Despite these successes, systemic and behavior challenges persist to improving population health, such as limited harmonization, coordination, and linkages across the health system and its service delivery levels. As a result, health outcomes are trending in the wrong direction, including increasing mortality rates and disparities in access to quality services.

Overview and Objectives

Improving the quality of care requires coordinated, system-wide action with buy-in from key Actors. Through the Q4H Activity in Ghana, URC and its partners and collaborators are integrating our experience in quality improvement (QI), social and behavior change, and gender equity and social inclusion (GESI) to support Ghana’s public and private health system actors to sustainably improve health services quality across Ghana.

Q4H Activity’s objectives include:

  • Strengthening national, regional, and district leadership and governance of quality management (QM) structures and processes;
  • Instituting processes to empower and capacitate local leaders to identify and address systemic, local QM challenges, including improving the use of data at public and private service delivery points; and
  • Strengthening the Community Health Management Committees’ (CHMCs’) capacity to coordinate and promote a culture of quality. CHMCs supervise volunteer health workers and coordinate with health service providers and communities.

We are supporting shared learning and cross-fertilization using behavior-led QI/QM approaches from national to community levels in part by working with the Ghana Ministry of Health’s (MOH) Policy, Planning, Monitoring, and Evaluation Division, the National Quality Strategy Steering Committee, Ghana Health Service (GHS), and other relevant Agencies.
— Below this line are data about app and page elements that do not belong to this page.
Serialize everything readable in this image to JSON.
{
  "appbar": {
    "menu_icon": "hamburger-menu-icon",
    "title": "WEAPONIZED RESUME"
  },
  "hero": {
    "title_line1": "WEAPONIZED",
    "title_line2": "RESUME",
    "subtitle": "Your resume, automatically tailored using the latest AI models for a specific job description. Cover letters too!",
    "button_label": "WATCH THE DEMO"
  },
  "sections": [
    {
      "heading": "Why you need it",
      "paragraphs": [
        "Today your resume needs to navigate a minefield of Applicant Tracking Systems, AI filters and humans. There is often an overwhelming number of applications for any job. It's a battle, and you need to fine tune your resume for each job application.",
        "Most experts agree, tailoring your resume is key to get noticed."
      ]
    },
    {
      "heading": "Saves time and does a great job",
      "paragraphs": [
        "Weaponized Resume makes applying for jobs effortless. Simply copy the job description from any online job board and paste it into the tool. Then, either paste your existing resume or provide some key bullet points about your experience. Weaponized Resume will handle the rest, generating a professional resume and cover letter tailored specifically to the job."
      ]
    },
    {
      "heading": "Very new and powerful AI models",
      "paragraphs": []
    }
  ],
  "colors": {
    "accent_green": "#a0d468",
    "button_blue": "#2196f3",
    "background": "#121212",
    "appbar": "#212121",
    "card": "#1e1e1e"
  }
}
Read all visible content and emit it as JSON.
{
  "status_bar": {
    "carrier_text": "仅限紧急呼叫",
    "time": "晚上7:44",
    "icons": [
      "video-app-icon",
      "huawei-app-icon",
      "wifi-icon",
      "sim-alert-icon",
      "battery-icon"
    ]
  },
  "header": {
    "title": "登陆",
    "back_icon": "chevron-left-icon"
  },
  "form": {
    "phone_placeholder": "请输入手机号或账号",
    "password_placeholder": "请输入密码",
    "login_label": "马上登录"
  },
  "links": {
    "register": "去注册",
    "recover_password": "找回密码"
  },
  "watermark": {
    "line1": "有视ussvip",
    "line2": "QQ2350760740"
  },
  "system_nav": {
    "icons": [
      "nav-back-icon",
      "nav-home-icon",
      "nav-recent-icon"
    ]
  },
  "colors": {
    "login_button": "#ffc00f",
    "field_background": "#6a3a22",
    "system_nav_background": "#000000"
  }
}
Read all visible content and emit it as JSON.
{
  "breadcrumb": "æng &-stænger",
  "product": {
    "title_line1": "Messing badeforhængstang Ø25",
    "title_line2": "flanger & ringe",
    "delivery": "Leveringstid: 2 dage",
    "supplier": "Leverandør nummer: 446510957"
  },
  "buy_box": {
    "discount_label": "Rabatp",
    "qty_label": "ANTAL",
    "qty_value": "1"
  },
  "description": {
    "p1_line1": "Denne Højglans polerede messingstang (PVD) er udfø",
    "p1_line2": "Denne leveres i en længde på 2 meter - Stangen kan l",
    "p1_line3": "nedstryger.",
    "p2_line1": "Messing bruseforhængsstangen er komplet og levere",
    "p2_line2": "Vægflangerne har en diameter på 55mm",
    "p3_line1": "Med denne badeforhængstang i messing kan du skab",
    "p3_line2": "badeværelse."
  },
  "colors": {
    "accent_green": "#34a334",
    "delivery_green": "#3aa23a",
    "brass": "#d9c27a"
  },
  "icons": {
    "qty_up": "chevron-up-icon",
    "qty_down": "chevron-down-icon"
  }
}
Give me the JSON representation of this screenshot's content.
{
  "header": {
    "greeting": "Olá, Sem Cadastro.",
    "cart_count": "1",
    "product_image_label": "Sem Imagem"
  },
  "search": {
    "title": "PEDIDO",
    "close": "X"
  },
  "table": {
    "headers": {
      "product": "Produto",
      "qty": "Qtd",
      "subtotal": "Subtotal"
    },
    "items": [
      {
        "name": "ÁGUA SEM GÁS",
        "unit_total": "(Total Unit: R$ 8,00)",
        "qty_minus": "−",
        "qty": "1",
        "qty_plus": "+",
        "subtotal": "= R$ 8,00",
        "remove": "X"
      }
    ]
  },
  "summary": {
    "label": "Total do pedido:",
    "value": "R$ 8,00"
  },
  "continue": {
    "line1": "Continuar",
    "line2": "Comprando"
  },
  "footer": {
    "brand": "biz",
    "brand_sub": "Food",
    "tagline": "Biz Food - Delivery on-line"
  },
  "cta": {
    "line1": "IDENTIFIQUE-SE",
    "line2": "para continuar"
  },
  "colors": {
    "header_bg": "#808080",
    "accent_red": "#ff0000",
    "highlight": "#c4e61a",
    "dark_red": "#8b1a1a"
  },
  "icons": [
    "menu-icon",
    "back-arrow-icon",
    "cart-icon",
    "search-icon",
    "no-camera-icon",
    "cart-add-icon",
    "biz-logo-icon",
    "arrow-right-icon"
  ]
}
We also are supporting the Health Facilities Regulatory Agency to develop tools to monitor and accredit all facility types, both public and private, as a major step to monitor and enforce adherence to quality service delivery.

These efforts include other non-governmental health providers, including the Christian Health Association of Ghana and private self-financing facilities, to support public-private investments and align QM initiatives across the health system.


  • Developing QI/QM training materials and courses: The Activity collaborated with MOH Agencies, including the GHS and private sector providers to develop harmonized QI/QM training materials and courses, integrated with GESI, for the MOH/GHS to train QM teams (QMTs) and work improvement teams (WITs) across the public health system levels and private sector teams. 
  • Improving health workers and facilities’ QI/QM capacity: The Activity has been supporting regions, districts, and health facilities to establish QI and QM structures to empower and capacitate local leaders to identify and address systemic and local QI/QM challenges, such as improving data usage at public and private service delivery points in seven regions and 26 districts. The Activity supported with training and establishing seven regional QMTs, 24 district QMTs, 24 district hospital QMTs, and 72 sub-district QMTs and WITs across 18 district hospitals and 66 health centers in 2022. The WITs are currently implementing various data-driven QI projects to address service delivery gaps in their respective health facilities.

The all-Ghanaian Q4H Activity project team builds on the foundation of URC’s previous successful implementation in Ghana, including through the Systems for Health (S4H) and Promoting Malaria Prevention and Treatment (ProMPT) projects.




Adolescent Health, Community Health, Health Systems Strengthening, Health Workforce, Mental Health, Quality Improvement, Social and Behavior Change


Navrongo Health Research Centre, WI-HER